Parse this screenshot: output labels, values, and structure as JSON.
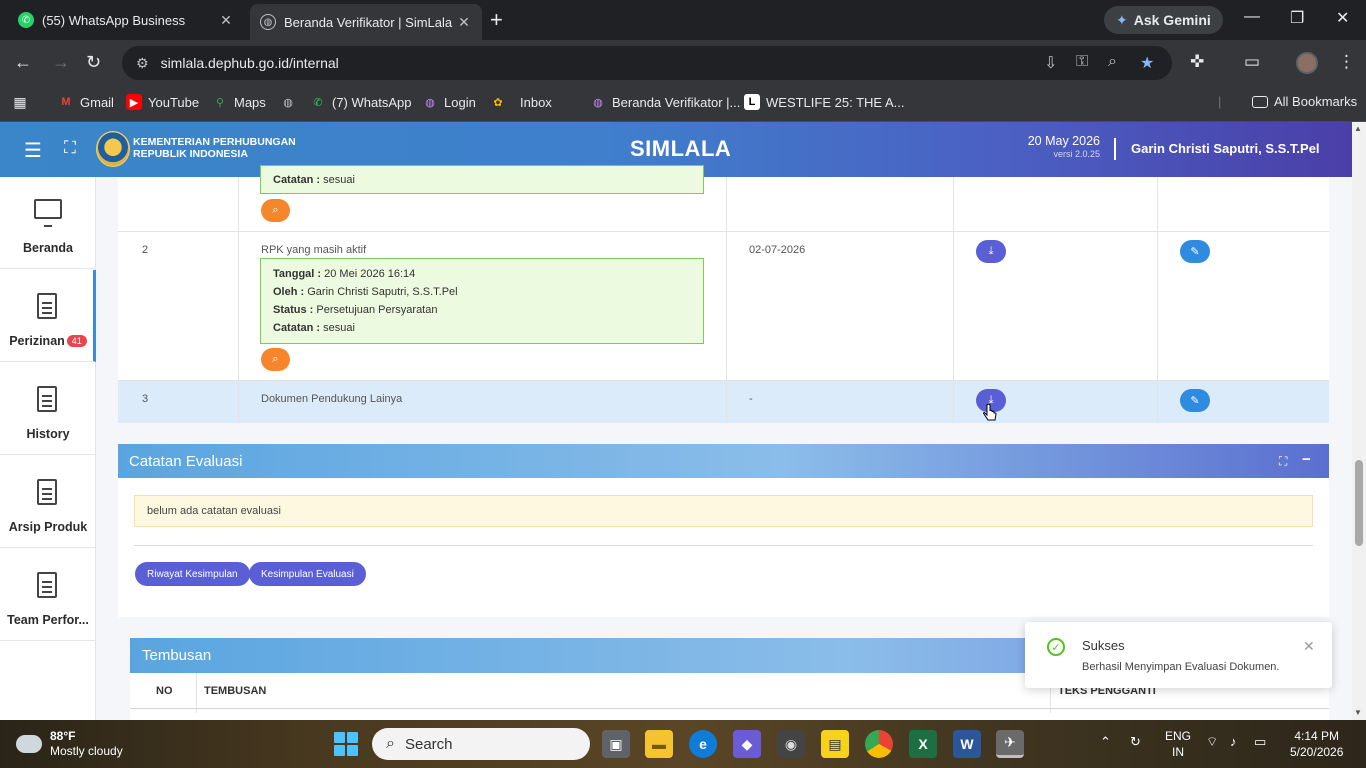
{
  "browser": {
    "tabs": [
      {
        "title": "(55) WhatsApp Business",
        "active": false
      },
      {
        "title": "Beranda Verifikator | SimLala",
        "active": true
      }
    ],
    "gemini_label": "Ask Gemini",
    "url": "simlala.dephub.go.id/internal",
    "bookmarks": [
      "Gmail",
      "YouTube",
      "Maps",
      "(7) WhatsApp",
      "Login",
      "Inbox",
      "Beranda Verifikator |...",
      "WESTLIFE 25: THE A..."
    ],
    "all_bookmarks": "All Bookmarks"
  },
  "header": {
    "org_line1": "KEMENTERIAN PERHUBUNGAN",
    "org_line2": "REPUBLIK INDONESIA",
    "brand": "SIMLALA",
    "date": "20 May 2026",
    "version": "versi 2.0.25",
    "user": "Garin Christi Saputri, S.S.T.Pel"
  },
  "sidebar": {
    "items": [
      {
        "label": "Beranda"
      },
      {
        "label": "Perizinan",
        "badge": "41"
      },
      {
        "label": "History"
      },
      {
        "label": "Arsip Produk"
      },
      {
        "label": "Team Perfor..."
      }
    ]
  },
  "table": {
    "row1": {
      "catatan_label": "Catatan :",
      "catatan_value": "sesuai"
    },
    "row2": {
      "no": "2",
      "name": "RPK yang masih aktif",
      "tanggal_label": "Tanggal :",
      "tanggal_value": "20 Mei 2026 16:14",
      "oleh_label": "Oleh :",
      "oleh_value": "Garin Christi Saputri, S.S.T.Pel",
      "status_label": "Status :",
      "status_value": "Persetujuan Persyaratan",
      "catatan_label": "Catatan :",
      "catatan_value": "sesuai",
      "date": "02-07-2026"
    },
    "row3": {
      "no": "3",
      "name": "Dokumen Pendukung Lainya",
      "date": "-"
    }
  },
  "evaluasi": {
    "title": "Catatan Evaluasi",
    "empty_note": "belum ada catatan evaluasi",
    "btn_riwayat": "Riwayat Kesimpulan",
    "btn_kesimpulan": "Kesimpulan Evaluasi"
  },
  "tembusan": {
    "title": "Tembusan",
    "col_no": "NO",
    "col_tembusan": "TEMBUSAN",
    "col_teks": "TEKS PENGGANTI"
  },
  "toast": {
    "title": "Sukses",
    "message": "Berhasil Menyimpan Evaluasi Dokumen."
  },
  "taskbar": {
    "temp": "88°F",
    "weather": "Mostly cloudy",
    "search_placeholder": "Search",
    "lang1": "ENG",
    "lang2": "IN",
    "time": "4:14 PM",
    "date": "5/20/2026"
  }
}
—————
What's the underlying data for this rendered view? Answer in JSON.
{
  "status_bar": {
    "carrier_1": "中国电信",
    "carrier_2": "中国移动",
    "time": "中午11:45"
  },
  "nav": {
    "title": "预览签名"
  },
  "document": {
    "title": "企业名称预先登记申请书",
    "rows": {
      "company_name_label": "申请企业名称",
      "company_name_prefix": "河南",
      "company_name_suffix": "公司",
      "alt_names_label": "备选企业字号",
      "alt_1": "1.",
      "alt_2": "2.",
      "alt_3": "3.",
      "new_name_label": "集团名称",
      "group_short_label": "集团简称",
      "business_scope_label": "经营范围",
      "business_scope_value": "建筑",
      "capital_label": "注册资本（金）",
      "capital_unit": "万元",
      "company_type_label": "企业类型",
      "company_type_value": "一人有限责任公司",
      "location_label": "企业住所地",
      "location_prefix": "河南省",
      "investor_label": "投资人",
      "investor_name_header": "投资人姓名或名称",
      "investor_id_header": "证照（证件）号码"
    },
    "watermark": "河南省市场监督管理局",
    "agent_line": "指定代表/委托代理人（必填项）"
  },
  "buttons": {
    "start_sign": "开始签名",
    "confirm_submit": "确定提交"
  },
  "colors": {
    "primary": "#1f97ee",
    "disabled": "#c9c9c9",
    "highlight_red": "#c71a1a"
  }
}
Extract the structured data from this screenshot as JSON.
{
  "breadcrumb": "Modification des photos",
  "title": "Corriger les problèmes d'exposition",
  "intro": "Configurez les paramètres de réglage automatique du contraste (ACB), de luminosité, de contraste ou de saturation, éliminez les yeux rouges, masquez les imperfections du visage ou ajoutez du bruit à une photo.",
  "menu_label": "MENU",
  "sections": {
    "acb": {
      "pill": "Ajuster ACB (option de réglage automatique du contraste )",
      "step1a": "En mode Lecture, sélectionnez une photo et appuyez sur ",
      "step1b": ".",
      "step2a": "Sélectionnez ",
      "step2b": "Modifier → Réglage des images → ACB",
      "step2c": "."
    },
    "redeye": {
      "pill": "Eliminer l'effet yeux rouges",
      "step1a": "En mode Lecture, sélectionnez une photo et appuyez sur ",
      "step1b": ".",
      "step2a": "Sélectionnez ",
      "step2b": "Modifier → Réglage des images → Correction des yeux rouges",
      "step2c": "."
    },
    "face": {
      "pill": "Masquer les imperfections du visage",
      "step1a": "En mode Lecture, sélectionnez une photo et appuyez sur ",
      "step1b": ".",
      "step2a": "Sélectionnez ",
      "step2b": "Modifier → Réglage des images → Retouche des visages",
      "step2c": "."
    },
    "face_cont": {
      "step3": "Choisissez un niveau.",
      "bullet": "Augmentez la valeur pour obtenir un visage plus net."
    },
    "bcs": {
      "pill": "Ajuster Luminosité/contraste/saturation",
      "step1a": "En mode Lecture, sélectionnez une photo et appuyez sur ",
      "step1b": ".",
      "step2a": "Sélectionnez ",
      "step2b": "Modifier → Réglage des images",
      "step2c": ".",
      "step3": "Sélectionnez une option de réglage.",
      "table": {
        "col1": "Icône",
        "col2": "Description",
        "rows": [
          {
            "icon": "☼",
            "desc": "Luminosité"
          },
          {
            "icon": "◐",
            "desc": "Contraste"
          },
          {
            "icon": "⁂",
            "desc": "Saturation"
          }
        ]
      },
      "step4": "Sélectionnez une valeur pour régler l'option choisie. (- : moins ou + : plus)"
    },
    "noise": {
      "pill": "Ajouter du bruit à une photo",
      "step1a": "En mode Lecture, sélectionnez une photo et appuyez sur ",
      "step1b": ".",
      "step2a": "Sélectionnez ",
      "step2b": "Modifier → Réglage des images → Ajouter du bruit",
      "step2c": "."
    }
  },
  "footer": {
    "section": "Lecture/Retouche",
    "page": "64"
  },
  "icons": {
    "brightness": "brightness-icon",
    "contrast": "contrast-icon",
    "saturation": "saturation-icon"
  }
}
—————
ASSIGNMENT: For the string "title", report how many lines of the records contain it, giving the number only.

SOLUTION BELOW: 8